Tuesday, August 02, 2016

The Untold History of the United States, by Oliver Stone and Peter Kuznick

Cover About 25 years ago I was getting Compton's Multimedia Encyclopedia CD-ROM as a gift from my father. Back then I had no Internet so I delved into what now seems impossibly boring, looking up facts, weird pictures, reading about this and that.

At one time I remember I found a timeline based feature that showed on a scrolling bar the main events of history. I am not much into history, I can tell you that, but for some reason I became fascinated with how events in American history in particular were lining up. So I extracted only those and, at the end, I presented my findings to my grandmother: America was an expanding empire, conquering, bullying, destabilizing, buying territory. I was really adamant that I had stumbled onto something, since the United States were supposed to be moral and good. Funny how a childhood of watching contraband US movies can make you believe that. My grandmother was not impressed and I, with the typical attention span of a child, abandoned any historical projects in the future.

Fast forward to now, when, looking for Oliver Stone to see what movies he has done lately, I stumble upon a TV Series documentary called The Untold History of the United States. You can find it in video format, but also as a companion book or audio book. While listening to the audio book I realized that Stone was talking about my childhood discovery, also disillusioned after a youth of believing the American propaganda, then going through the Vietnam war and realizing that history doesn't tell the same story as what is being circulated in classes and media now.

However, this is no childish project. The book takes us through the US history, skirting the good stuff and focusing on the bad. Yet it is not done in malice, as far as I could see, but in the spirit that this part of history is "untold", hidden from the average eye, and has to be revealed to all. Stone is a bit extremist in his views, but this is not a conspiracy theory book. It is filled with historical facts, arranged in order, backed by quotes from the people of the era. Most of all, it doesn't provide answers, but rather questions that the reader is invited to answer himself. Critics call it biased, but Stone himself admits that it is with intent. Other materials and tons of propaganda - the history of which is also presented in the book - more than cover the positive aspect of things. This is supposed to be a balancing force in a story that is almost always said from only one side.

The introductory chapter alone was terrifying, not only because of the forgotten atrocities committed by the US in the name of the almighty dollar and God, but also because of the similarities with the present. Almost exactly a century after the American occupation of the Philippines, we find the same situation in the Middle-East. Romanians happy with the US military base at Deveselu should perhaps check what happened to other countries that welcomed US bases on their territory. People swallowing immigration horror stories by the ton should perhaps find out more about a little film called Birth of a Nation, revolutionary in its technical creation and controversial - now - for telling the story of the heroic Ku-Klux-Klan riding to save white folk - especially poor defenseless women - from the savage negroes.
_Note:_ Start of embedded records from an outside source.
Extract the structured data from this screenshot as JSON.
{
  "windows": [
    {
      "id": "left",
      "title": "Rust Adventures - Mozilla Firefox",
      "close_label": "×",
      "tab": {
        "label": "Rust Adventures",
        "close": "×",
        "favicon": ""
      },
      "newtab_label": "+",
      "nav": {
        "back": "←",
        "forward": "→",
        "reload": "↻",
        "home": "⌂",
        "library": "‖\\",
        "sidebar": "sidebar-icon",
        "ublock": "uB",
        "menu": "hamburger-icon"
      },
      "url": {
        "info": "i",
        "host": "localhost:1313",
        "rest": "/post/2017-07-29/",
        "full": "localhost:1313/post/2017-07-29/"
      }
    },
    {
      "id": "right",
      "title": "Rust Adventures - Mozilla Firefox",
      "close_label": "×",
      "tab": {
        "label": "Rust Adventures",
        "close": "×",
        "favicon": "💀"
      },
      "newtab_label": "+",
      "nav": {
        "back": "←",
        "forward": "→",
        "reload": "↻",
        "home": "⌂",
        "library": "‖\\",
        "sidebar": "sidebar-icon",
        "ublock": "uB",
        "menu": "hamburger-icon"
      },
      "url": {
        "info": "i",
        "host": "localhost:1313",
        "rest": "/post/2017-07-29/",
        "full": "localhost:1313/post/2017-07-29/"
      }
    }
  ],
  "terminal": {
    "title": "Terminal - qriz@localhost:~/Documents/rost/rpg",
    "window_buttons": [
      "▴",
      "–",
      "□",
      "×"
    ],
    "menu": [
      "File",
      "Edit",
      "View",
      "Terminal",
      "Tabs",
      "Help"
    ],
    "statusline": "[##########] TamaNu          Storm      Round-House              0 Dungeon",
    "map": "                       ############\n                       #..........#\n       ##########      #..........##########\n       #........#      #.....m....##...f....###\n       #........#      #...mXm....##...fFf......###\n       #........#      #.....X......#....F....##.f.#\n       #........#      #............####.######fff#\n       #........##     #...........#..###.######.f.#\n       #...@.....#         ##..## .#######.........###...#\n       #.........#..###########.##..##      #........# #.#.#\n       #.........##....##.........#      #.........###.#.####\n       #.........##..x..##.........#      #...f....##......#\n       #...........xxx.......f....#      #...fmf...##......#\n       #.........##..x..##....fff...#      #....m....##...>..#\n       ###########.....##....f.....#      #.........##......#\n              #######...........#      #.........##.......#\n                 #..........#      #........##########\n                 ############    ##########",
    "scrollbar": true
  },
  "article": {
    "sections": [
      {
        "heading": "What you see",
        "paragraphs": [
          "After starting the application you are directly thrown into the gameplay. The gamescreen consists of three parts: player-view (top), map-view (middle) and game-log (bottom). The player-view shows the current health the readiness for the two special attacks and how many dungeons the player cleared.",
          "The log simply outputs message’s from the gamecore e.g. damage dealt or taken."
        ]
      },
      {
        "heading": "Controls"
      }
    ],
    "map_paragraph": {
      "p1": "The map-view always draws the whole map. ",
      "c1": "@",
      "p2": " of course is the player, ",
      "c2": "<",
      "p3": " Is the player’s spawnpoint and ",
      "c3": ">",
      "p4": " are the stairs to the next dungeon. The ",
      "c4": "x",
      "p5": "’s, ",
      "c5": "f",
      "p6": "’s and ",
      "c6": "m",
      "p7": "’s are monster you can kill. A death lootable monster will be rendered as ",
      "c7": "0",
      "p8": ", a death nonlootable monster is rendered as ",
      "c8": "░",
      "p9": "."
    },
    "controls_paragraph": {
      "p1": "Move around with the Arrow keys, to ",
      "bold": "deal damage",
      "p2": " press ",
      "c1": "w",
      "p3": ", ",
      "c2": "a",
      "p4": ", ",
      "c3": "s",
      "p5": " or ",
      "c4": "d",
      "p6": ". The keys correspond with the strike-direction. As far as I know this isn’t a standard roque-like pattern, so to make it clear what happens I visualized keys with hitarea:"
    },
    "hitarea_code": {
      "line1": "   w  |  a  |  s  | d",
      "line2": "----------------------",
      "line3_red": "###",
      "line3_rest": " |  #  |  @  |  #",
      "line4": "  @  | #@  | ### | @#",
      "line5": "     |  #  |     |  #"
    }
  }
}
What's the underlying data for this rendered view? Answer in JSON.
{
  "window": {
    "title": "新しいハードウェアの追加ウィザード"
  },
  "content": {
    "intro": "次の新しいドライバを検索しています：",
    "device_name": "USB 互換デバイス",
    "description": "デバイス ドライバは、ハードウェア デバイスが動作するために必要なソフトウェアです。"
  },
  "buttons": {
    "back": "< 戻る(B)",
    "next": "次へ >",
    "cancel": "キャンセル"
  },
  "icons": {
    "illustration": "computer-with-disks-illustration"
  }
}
By no means I am calling this a true complete objective history, but the facts that it describes are chilling in their evil banality and unfortunately all true. The thesis of the film is that America is losing its republican founding fathers roots by behaving like an empire, good and moral only in tightly controlled and highly financed media and school curricula. It's hard not to see the similarities between US history a century ago and today, including the presidential candidates and their speeches. The only thing that has changed is the complete military and economic supremacy of the United States and the switch from territorial colonialism to economic colonialism. I am not usually interested in history, but this is a book worth reading.

I leave you with Oliver Stone's own introduction to the series: